- ›› Grade Level : 8
Curator of the Gilder Lehrman Collection, Sandra Trenholm, describes documents in the Neta Snook Collection, including letters and photographs of Amelia Earhart. Biographer Susan Butler (East to the Dawn: The Life of Amelia Earhart) offers additional insight into Earhart's life and her ill-fated final flight.
In Jean Strouse’s Morgan: American Financier, J. P. Morgan emerges as a man who was critical in reorganizing bankrupt railroads, attracting gold and investment to the United States, and building a financial empire, but who, at his death in 1913, was one of the most vilified men of the Gilded Age.
Carol Berkin, Presidential Professor of History at Baruch College and the CUNY Graduate Center, contrasts the popular memory of the Revolutionary War with its more complicated realities. She argues that although many of us were taught in school that American support for the Revolution was passionate and unified, it would be better for students to learn that America has always been diverse and that colonists had their own strong political divisions.
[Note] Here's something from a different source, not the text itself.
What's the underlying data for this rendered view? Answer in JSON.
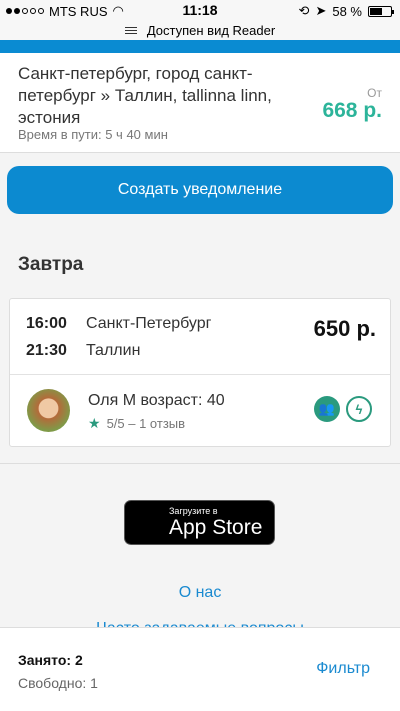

Edward L. Ayers is Dean of the College and Graduate School of Arts and Sciences at the University of Virginia where he is also the Hugh P. Kelly Professor of History. Here he looks at the Civil War’s impact on the lives of people in two communities divided by the Mason-Dixon line, based on his book In the Presence of Mine Enemies, which was awarded the 2004 Bancroft Prize.